Mauritius was once home to several of the most remarkable and beautiful birds in the world. For millions of years these birds lived an unspoiled life in paradise. Mauritius was covered in dense beautiful rain-forest, which these birds called home. Then, when the settlers came to Mauritius did it all change. Most of the rain-forest were cut down to make room for sugar canes, tea and conifer plantation, this meaning that most of their natural habitat got lost.
Mauritius is one of the places on earth where human activities have had the most devastating effect on both flora and fauna. With ruined habitats and new species introduced to Mauritius, a major wave of bird extinction occurred, with the most known example being the Dodo Bird. The birds were not considered more than readily available food supply; it did therefore not take long for many of the unique bird species to be wiped out.
Habitat destruction, pesticide poisoning and hunting meant that in the 1950’s so many of the endemic birds of Mauritius were gone, that those that were left were in immediate danger of extinction. In 1974 were there only 4 of the Mauritian Kestrel left, making it the rarest bird in the world. Also the Pink Pigeon where down in low number, as well as many others of the existing birds.
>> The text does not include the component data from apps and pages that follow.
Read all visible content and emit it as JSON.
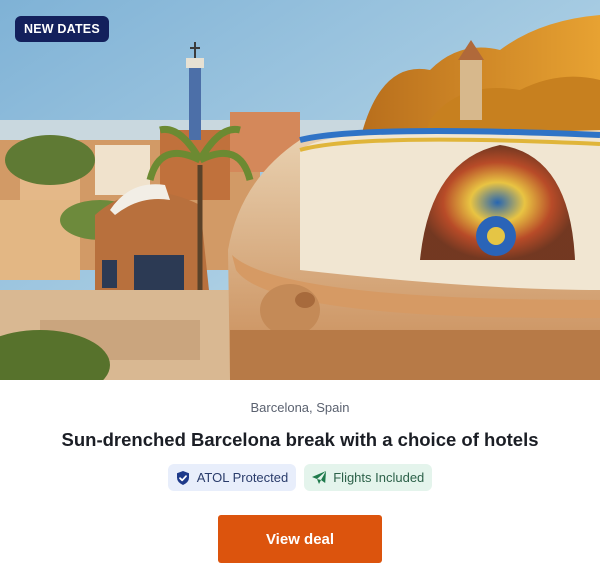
{
  "badge": {
    "label": "NEW DATES"
  },
  "listing": {
    "location": "Barcelona, Spain",
    "title": "Sun-drenched Barcelona break with a choice of hotels"
  },
  "tags": [
    {
      "label": "ATOL Protected",
      "icon": "shield-check-icon"
    },
    {
      "label": "Flights Included",
      "icon": "airplane-icon"
    }
  ],
  "cta": {
    "label": "View deal"
  },
  "colors": {
    "badge_bg": "#13205c",
    "cta_bg": "#dc540d",
    "atol_tag_bg": "#e8eefb",
    "flights_tag_bg": "#e4f4ec"
  }
}
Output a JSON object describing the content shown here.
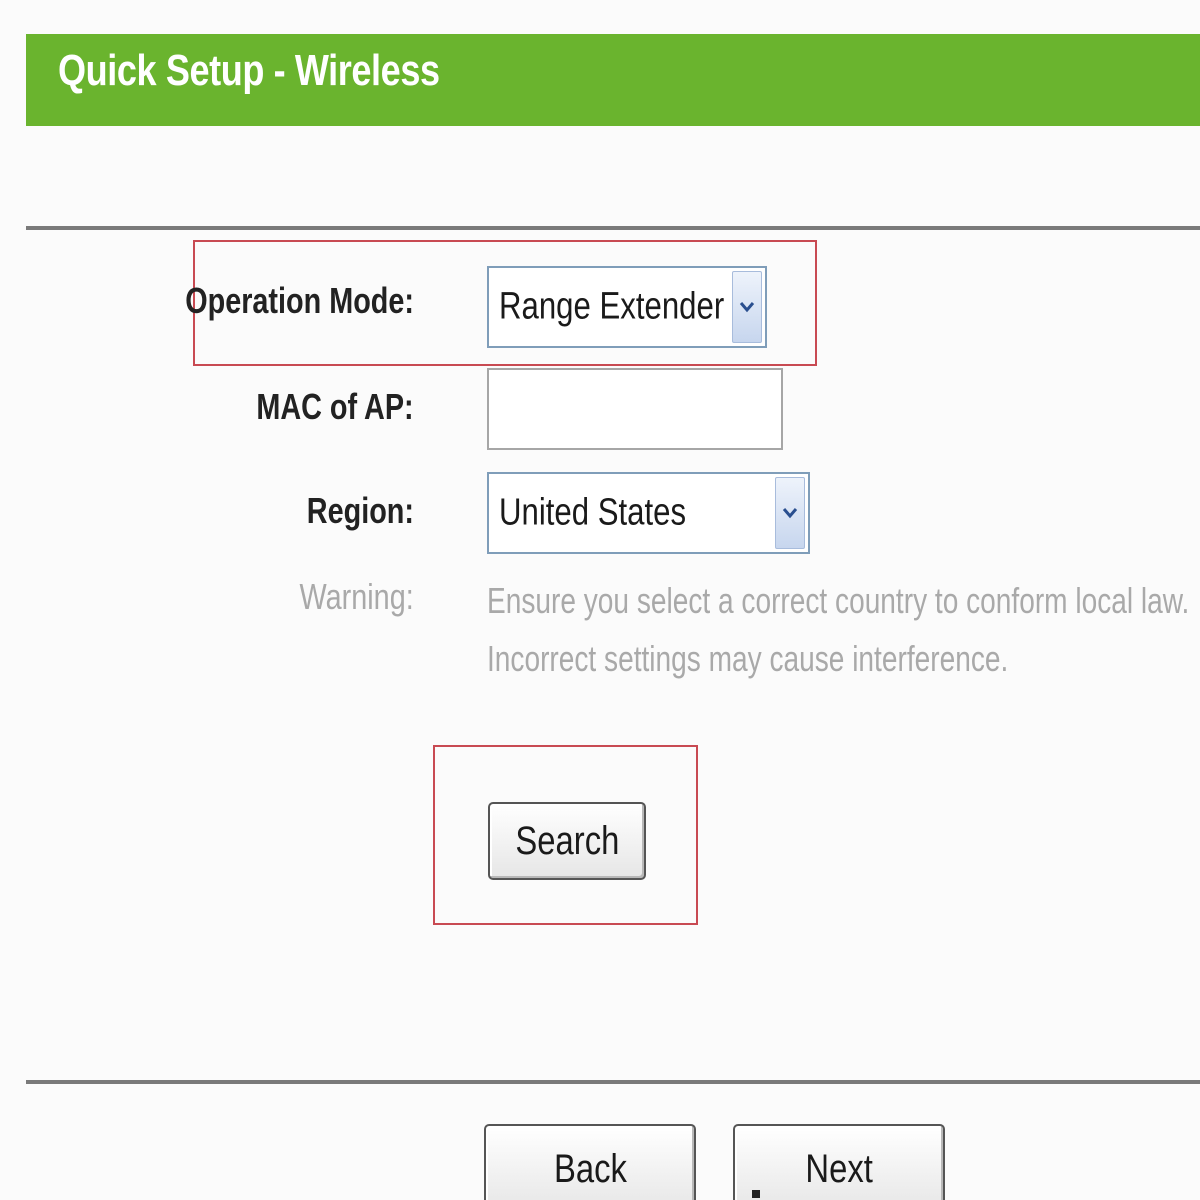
{
  "header": {
    "title": "Quick Setup - Wireless",
    "bar_color": "#6ab42e"
  },
  "form": {
    "operation_mode": {
      "label": "Operation Mode:",
      "selected": "Range Extender"
    },
    "mac_of_ap": {
      "label": "MAC of AP:",
      "value": ""
    },
    "region": {
      "label": "Region:",
      "selected": "United States"
    },
    "warning": {
      "label": "Warning:",
      "line1": "Ensure you select a correct country to conform local law.",
      "line2": "Incorrect settings may cause interference."
    }
  },
  "buttons": {
    "search": "Search",
    "back": "Back",
    "next": "Next"
  },
  "icons": {
    "dropdown": "chevron-down-icon"
  },
  "colors": {
    "highlight": "#c84a52",
    "warning_text": "#a9a9a9"
  }
}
In the 1970’s was a breeding program started to make an effort to save the birds. The program consisted of captive breeding, to get in the number up, followed by release and management of the birds in the wild to their natural habitat, for a chance of recovery.
The numbers of birds have been increasing, but many of Mauritius endemic birds are still battling the war against survival.
Today many of the birds that can be seen in Mauritius is introduced species, but it is though still possible to see the Endemic species of Mauritius in the wild.
One of these places is the Black River Gorges National Park, where many of bird have been released into, as it is one of the few places on Mauritius that still holds its original rain-forest. Black River is home to the Mauritian Kestrel, where the population have reached around 500 birds. In Black River you can also see the Mauritian Echo Parakeet, the Pink Pigeon and many more.
Also Ile aux Aigrettes, a nature reserve, situated in the Mahebourg Bay is home to many endemic species of Mauritius, including the endemic birds. Ile aux Aigrettes is therefore a great place for nature lovers and bird watchers; because the small island has been reserved as it was like before the colonization of Mauritius.
When walking the tails of Ile aux Aigrettes can the positive effort of reintroducing many of the bird species be seen, as you will be able to see birds as the Pink Pigeon, The Olive White-Eye, The Mauritian Fody and many more.
Endemic Birds of Mauritius
The Mauritius Kestrel
The Pink Pigeon
The Mauritius Parakeet
The Mauritius Cockoo-Shrike
The Mauritius Bulbul
The Mauritius Olive White-Eye
The Mauritius Olive Gray White-Eye
The Mauritius Fody